Available data:
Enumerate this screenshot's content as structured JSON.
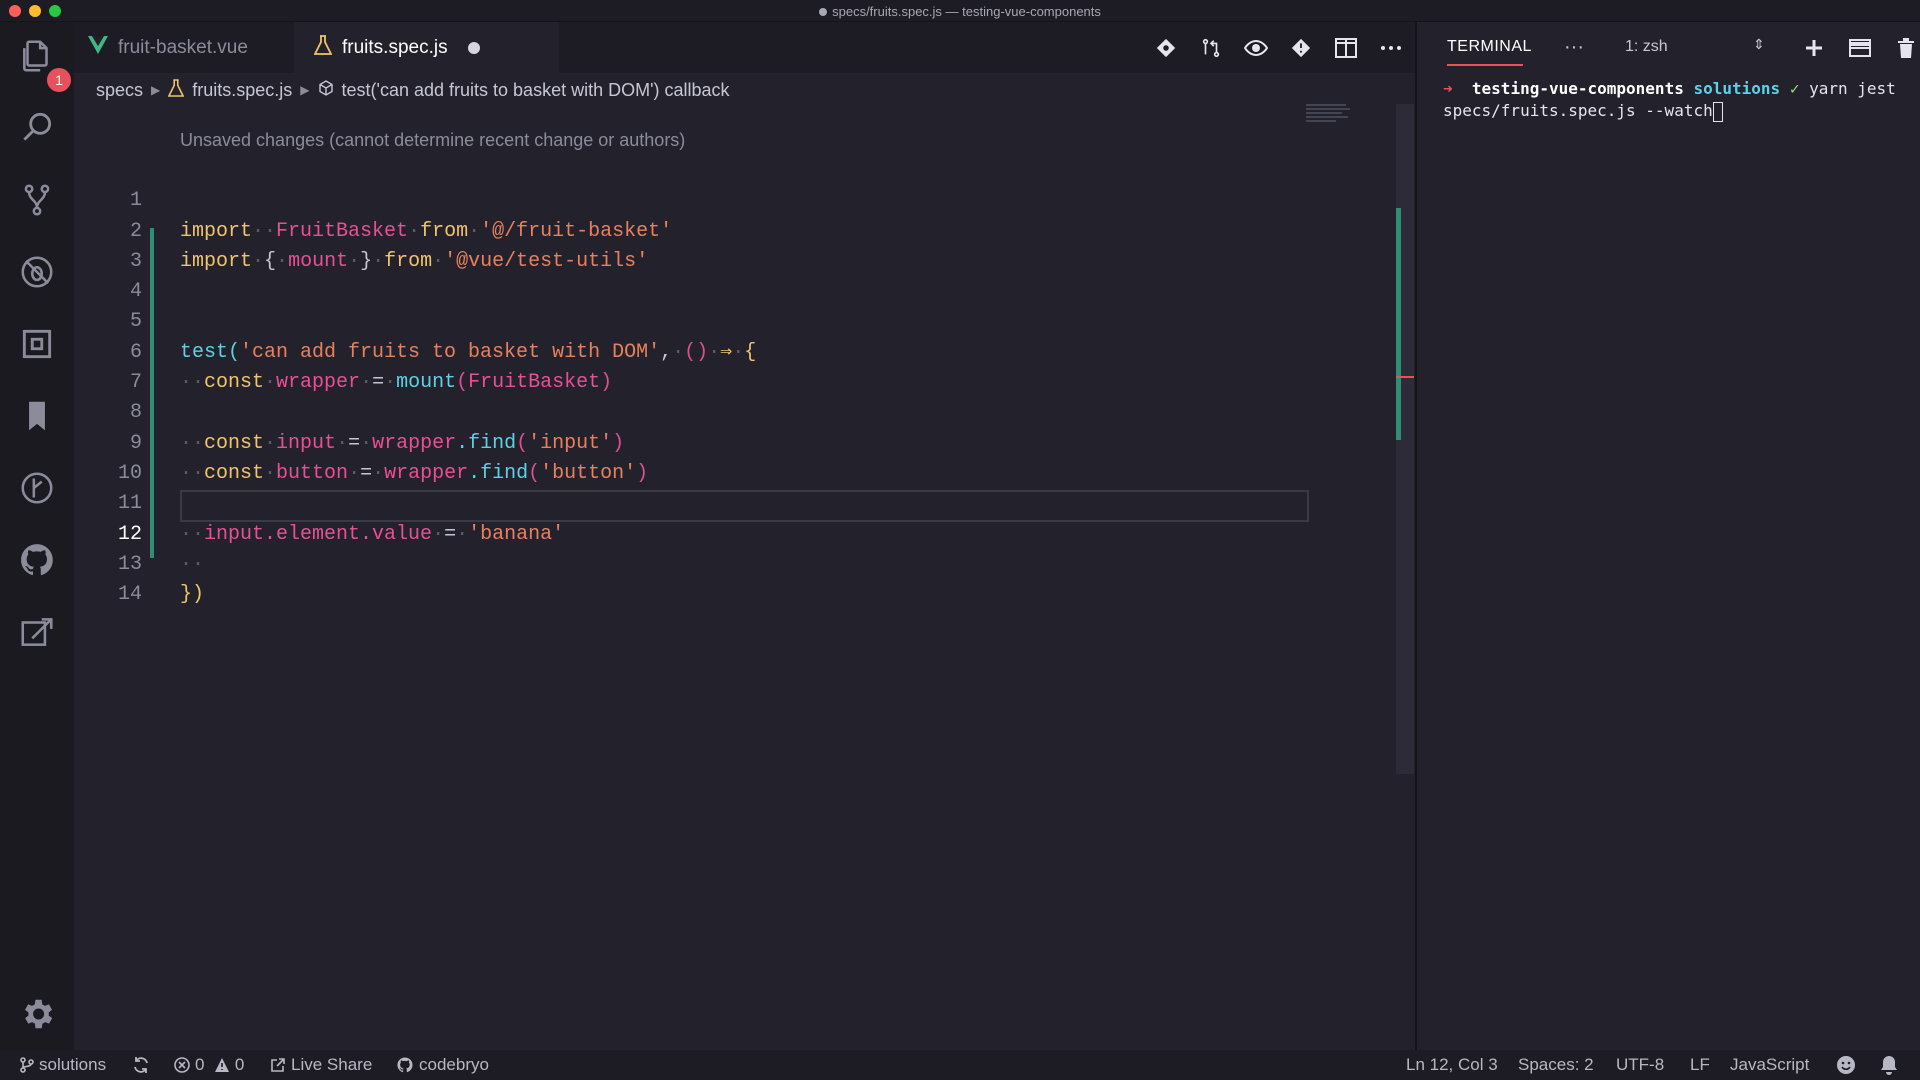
{
  "window": {
    "title": "specs/fruits.spec.js — testing-vue-components"
  },
  "activity_bar": {
    "explorer_badge": "1"
  },
  "tabs": [
    {
      "label": "fruit-basket.vue"
    },
    {
      "label": "fruits.spec.js"
    }
  ],
  "breadcrumb": {
    "folder": "specs",
    "file": "fruits.spec.js",
    "symbol": "test('can add fruits to basket with DOM') callback"
  },
  "codelens": "Unsaved changes (cannot determine recent change or authors)",
  "editor": {
    "active_line": "12",
    "line_numbers": [
      "1",
      "2",
      "3",
      "4",
      "5",
      "6",
      "7",
      "8",
      "9",
      "10",
      "11",
      "12",
      "13",
      "14"
    ],
    "tokens": {
      "l1": [
        "import",
        "FruitBasket",
        "from",
        "'@/fruit-basket'"
      ],
      "l2": [
        "import",
        "{",
        "mount",
        "}",
        "from",
        "'@vue/test-utils'"
      ],
      "l5": [
        "test(",
        "'can add fruits to basket with DOM'",
        ",",
        "()",
        "⇒",
        "{"
      ],
      "l6": [
        "const",
        "wrapper",
        "=",
        "mount",
        "(",
        "FruitBasket",
        ")"
      ],
      "l8": [
        "const",
        "input",
        "=",
        "wrapper",
        ".find",
        "(",
        "'input'",
        ")"
      ],
      "l9": [
        "const",
        "button",
        "=",
        "wrapper",
        ".find",
        "(",
        "'button'",
        ")"
      ],
      "l11": [
        "input",
        ".element",
        ".value",
        "=",
        "'banana'"
      ],
      "l13": [
        "}",
        ")"
      ]
    }
  },
  "terminal": {
    "tab_label": "TERMINAL",
    "more": "···",
    "shell_select": "1: zsh",
    "prompt_arrow": "➜",
    "directory": "testing-vue-components",
    "branch": "solutions",
    "check": "✓",
    "command_part1": "yarn jest",
    "command_part2": "specs/fruits.spec.js --watch"
  },
  "status_bar": {
    "branch": "solutions",
    "errors": "0",
    "warnings": "0",
    "live_share": "Live Share",
    "github_user": "codebryo",
    "position": "Ln 12, Col 3",
    "spaces": "Spaces: 2",
    "encoding": "UTF-8",
    "eol": "LF",
    "language": "JavaScript"
  },
  "colors": {
    "keyword": "#f0c46c",
    "string": "#e8805d",
    "function": "#5fd1e6",
    "variable": "#e84f95",
    "accent": "#e8505b",
    "git_added": "#2f8f74"
  }
}
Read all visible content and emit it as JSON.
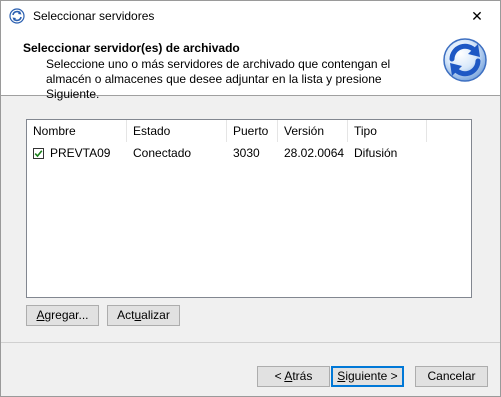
{
  "window": {
    "title": "Seleccionar servidores",
    "close_glyph": "✕"
  },
  "header": {
    "title": "Seleccionar servidor(es) de archivado",
    "description": "Seleccione uno o más servidores de archivado que contengan el almacén o almacenes que desee adjuntar en la lista y presione Siguiente.",
    "icon": "refresh-icon"
  },
  "list": {
    "columns": [
      "Nombre",
      "Estado",
      "Puerto",
      "Versión",
      "Tipo"
    ],
    "rows": [
      {
        "checked": true,
        "nombre": "PREVTA09",
        "estado": "Conectado",
        "puerto": "3030",
        "version": "28.02.0064",
        "tipo": "Difusión"
      }
    ]
  },
  "buttons": {
    "agregar": {
      "prefix": "",
      "accel": "A",
      "rest": "gregar..."
    },
    "actualizar": {
      "prefix": "Act",
      "accel": "u",
      "rest": "alizar"
    },
    "atras": {
      "prefix": "< ",
      "accel": "A",
      "rest": "trás"
    },
    "siguiente": {
      "prefix": "",
      "accel": "S",
      "rest": "iguiente >"
    },
    "cancelar": {
      "prefix": "",
      "accel": "",
      "rest": "Cancelar"
    }
  },
  "colors": {
    "accent": "#0078d7",
    "checkbox_check": "#1a7f1a"
  }
}
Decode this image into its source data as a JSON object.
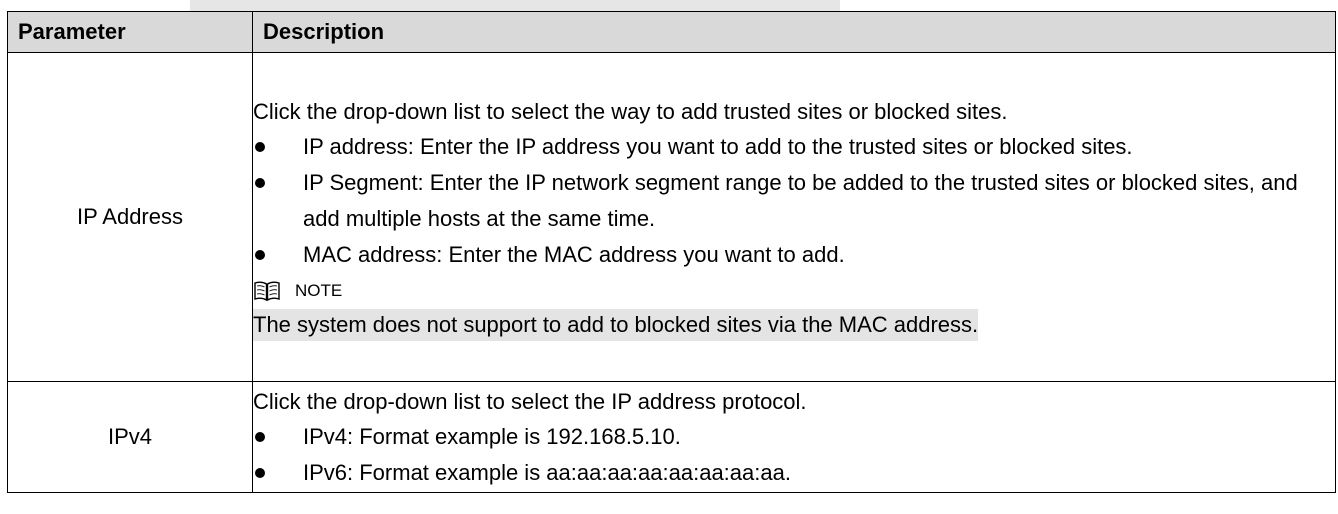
{
  "table": {
    "headers": [
      "Parameter",
      "Description"
    ],
    "rows": [
      {
        "name": "IP Address",
        "intro": "Click the drop-down list to select the way to add trusted sites or blocked sites.",
        "bullets": [
          "IP address: Enter the IP address you want to add to the trusted sites or blocked sites.",
          "IP Segment: Enter the IP network segment range to be added to the trusted sites or blocked sites, and add multiple hosts at the same time.",
          "MAC address: Enter the MAC address you want to add."
        ],
        "note_label": "NOTE",
        "note_text": "The system does not support to add to blocked sites via the MAC address."
      },
      {
        "name": "IPv4",
        "intro": "Click the drop-down list to select the IP address protocol.",
        "bullets": [
          "IPv4: Format example is 192.168.5.10.",
          "IPv6: Format example is aa:aa:aa:aa:aa:aa:aa:aa."
        ]
      }
    ]
  },
  "icons": {
    "note": "book-icon"
  }
}
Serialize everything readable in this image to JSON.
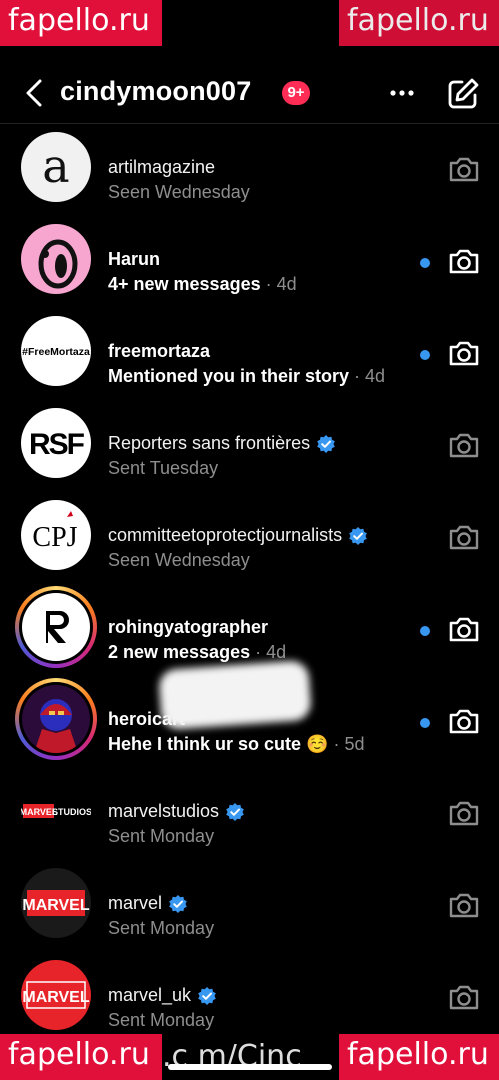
{
  "header": {
    "username": "cindymoon007",
    "badge": "9+"
  },
  "threads": [
    {
      "name": "artilmagazine",
      "subtitle": "Seen Wednesday",
      "unread": false,
      "verified": false,
      "avatar_icon": "letter-a-logo"
    },
    {
      "name": "Harun",
      "subtitle_bold": "4+ new messages",
      "time": " · 4d",
      "unread": true,
      "verified": false,
      "avatar_icon": "pink-cartoon"
    },
    {
      "name": "freemortaza",
      "subtitle_bold": "Mentioned you in their story",
      "time": " · 4d",
      "unread": true,
      "verified": false,
      "avatar_icon": "free-mortaza-text",
      "avatar_text": "#FreeMortaza"
    },
    {
      "name": "Reporters sans frontières",
      "subtitle": "Sent Tuesday",
      "unread": false,
      "verified": true,
      "avatar_icon": "rsf-logo",
      "avatar_text": "RSF"
    },
    {
      "name": "committeetoprotectjournalists",
      "subtitle": "Seen Wednesday",
      "unread": false,
      "verified": true,
      "avatar_icon": "cpj-logo",
      "avatar_text": "CPJ"
    },
    {
      "name": "rohingyatographer",
      "subtitle_bold": "2 new messages",
      "time": " · 4d",
      "unread": true,
      "verified": false,
      "avatar_icon": "r-logo",
      "story_ring": true
    },
    {
      "name": "heroicart",
      "subtitle_bold": "Hehe I think ur so cute ☺️",
      "time": " · 5d",
      "unread": true,
      "verified": false,
      "avatar_icon": "superhero-art",
      "story_ring": true
    },
    {
      "name": "marvelstudios",
      "subtitle": "Sent Monday",
      "unread": false,
      "verified": true,
      "avatar_icon": "marvel-studios-logo",
      "avatar_text": "MARVEL STUDIOS"
    },
    {
      "name": "marvel",
      "subtitle": "Sent Monday",
      "unread": false,
      "verified": true,
      "avatar_icon": "marvel-logo",
      "avatar_text": "MARVEL"
    },
    {
      "name": "marvel_uk",
      "subtitle": "Sent Monday",
      "unread": false,
      "verified": true,
      "avatar_icon": "marvel-logo",
      "avatar_text": "MARVEL"
    }
  ],
  "watermark": {
    "text": "fapello.ru",
    "bottom_url": ".c m/Cinc"
  },
  "colors": {
    "background": "#000000",
    "unread_dot": "#3897f0",
    "badge": "#ff2d55",
    "verified": "#3897f0",
    "watermark": "#e0103a"
  }
}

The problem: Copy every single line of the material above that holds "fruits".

Solved problem:
    "title": "specs/fruits.spec.js — testing-vue-components"
      "label": "fruits.spec.js"
    "file": "fruits.spec.js",
    "symbol": "test('can add fruits to basket with DOM') callback"
        "'can add fruits to basket with DOM'",
    "command_part2": "specs/fruits.spec.js --watch"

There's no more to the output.